Search This Blog

Tuesday, August 18, 2020

Pinterest and Vaccines

In The Politics of Autism, I analyze the discredited notion that vaccines cause autism. This bogus idea can hurt people by allowing diseases to spread  And among those diseases could be COVID-19.

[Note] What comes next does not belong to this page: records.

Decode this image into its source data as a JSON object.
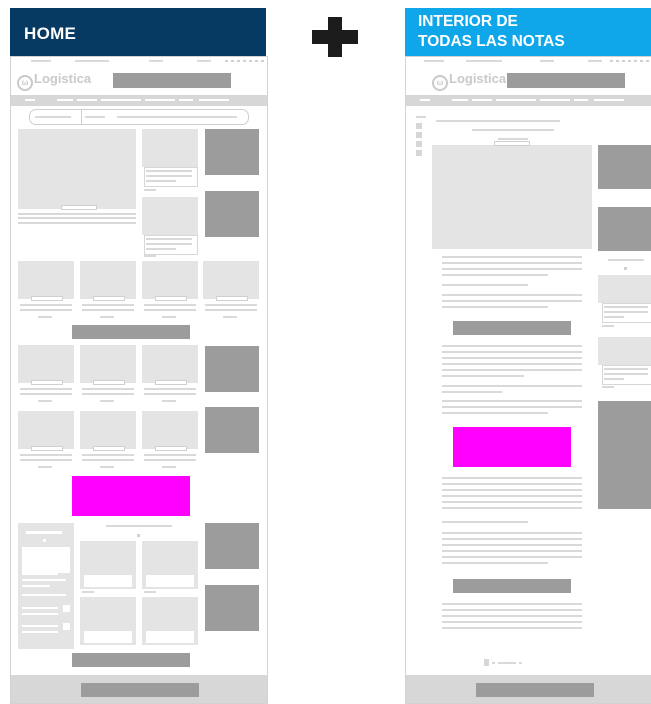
{
  "left_panel": {
    "title": "HOME",
    "logo_text": "Logistica",
    "logo_mark": "ω",
    "accent": "#073a63"
  },
  "right_panel": {
    "title": "INTERIOR DE\nTODAS LAS NOTAS",
    "logo_text": "Logistica",
    "logo_mark": "ω",
    "accent": "#0fa7ea"
  },
  "colors": {
    "ad_slot": "#ff00ff",
    "block": "#9c9c9c",
    "image": "#e4e4e4",
    "plus": "#1c1c1c"
  }
}
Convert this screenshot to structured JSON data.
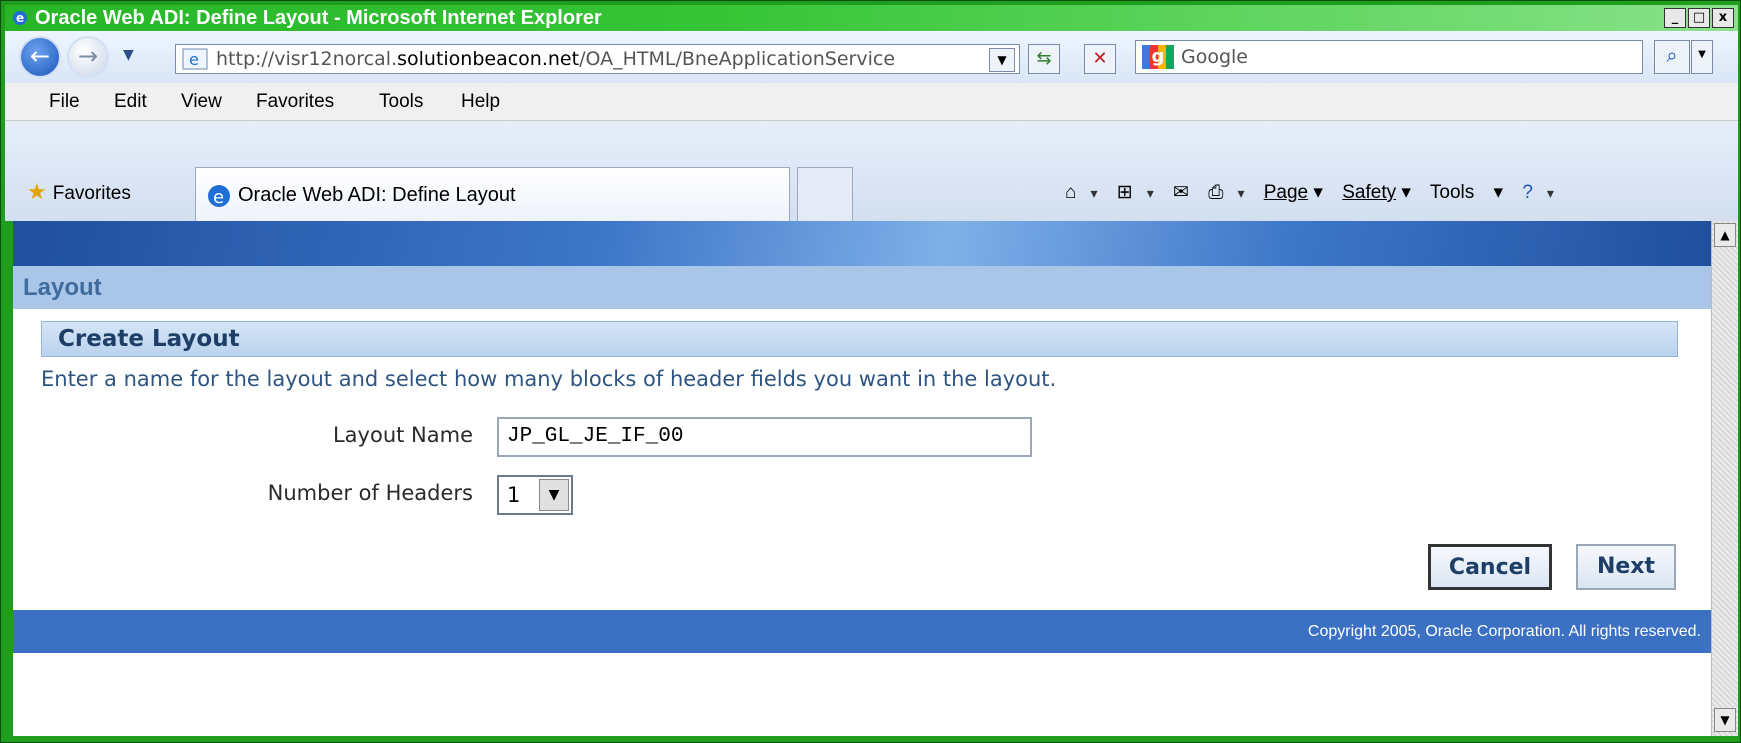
{
  "window": {
    "title": "Oracle Web ADI: Define Layout - Microsoft Internet Explorer",
    "controls": [
      "_",
      "□",
      "x"
    ]
  },
  "address": {
    "url_prefix": "http://visr12norcal.",
    "url_domain": "solutionbeacon.net",
    "url_suffix": "/OA_HTML/BneApplicationService"
  },
  "search": {
    "placeholder": "Google"
  },
  "menu": {
    "items": [
      "File",
      "Edit",
      "View",
      "Favorites",
      "Tools",
      "Help"
    ]
  },
  "favorites_bar": {
    "favorites_label": "Favorites",
    "active_tab_label": "Oracle Web ADI: Define Layout",
    "page_label": "Page",
    "safety_label": "Safety",
    "tools_label": "Tools"
  },
  "page": {
    "section_title": "Layout",
    "subsection_title": "Create Layout",
    "instruction": "Enter a name for the layout and select how many blocks of header fields you want in the layout.",
    "layout_name_label": "Layout Name",
    "layout_name_value": "JP_GL_JE_IF_00",
    "num_headers_label": "Number of Headers",
    "num_headers_value": "1",
    "cancel_label": "Cancel",
    "next_label": "Next",
    "copyright": "Copyright 2005, Oracle Corporation. All rights reserved."
  },
  "colors": {
    "title_bar": "#27b627",
    "layout_header_bg": "#a9c6e8",
    "footer_bg": "#3b70c2",
    "label_text": "#2e5582"
  }
}
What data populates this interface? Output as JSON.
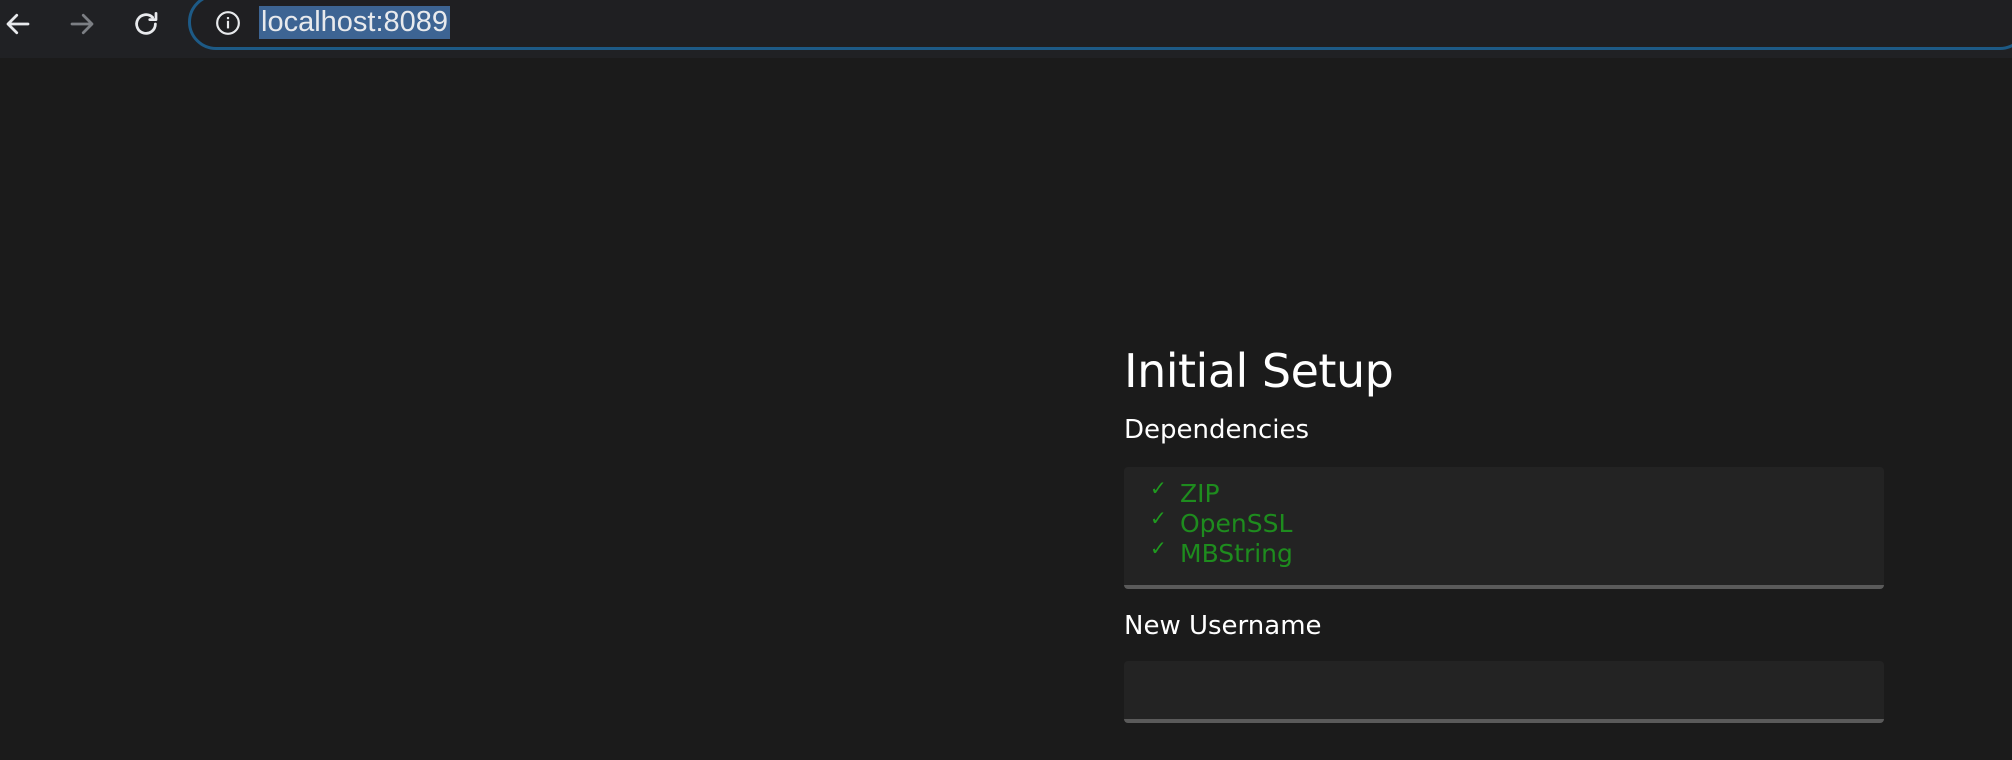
{
  "browser": {
    "address": "localhost:8089",
    "icons": {
      "back": "arrow-left-icon",
      "forward": "arrow-right-icon",
      "reload": "reload-icon",
      "info": "info-circle-icon"
    }
  },
  "page": {
    "title": "Initial Setup",
    "dependencies_label": "Dependencies",
    "dependencies": [
      {
        "name": "ZIP",
        "status": "ok",
        "mark": "✓"
      },
      {
        "name": "OpenSSL",
        "status": "ok",
        "mark": "✓"
      },
      {
        "name": "MBString",
        "status": "ok",
        "mark": "✓"
      }
    ],
    "username_label": "New Username",
    "username_value": ""
  },
  "colors": {
    "page_background": "#1b1b1b",
    "chrome_background": "#202124",
    "address_border": "#1d5a86",
    "url_selection": "#3d6493",
    "dependency_ok": "#1e8c1e",
    "field_background": "#232323",
    "field_underline": "#5a5a5a"
  }
}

Influenza epidemics happen yearly, and the World Health Organization estimates that the virus is connected to between 290,000 and 650,000 annual deaths. The most effective way to prevent seasonal influenza is vaccination. The prevalence of vaccine misinformation on social media is increasing, but the visual platform Pinterest is understudied in this area. The current study is the first to explore the content and nature of influenza information that is shared on Pinterest. Using a quantitative content analysis, Pinterest messages were theoretically analyzed for Health Belief Model variables as well as for message source, engagement, and position on vaccination. Findings showed concerning trends but also promising opportunities for health organizations and professionals.
From the article:
 While many recent vaccine-focused social media studies have produced an alarming picture of a clear majority of anti-vaccine posts on several platforms [13], [15], this study suggests posts that surface when searching for the vlu vaccine on Pinterest were more balanced between provides a more balanced picture posts supporting and posts critiquing the flu vaccine, at least before Pinterest’s policy changes from 2019. Similarly, perceived benefits of the flu vaccines and perceived barriers to the vaccine were each present in approximately-one quarter of the total sample. Finally, posts originating with Pinterest influencers – which may be more likely to be spread on the platform – were more likely to be pro-flu vaccine.
However, the news is not entirely good. In general, pins associated with higher engagement appeared to be primarily associated with anti-vaccine variables and constructs: for example, pins that refer to deadly consequences of the flu vaccine, other adverse reactions to the flu vaccine, mistrust of flu vaccine safety, alternative ways of protecting oneself from the flu, and several types of fear provoking visuals (e.g., a syringe needle, threat signs such as a skull and crossbones, or a scared facial expression) all elicit significantly higher engagement than pins that do not refer to these concepts.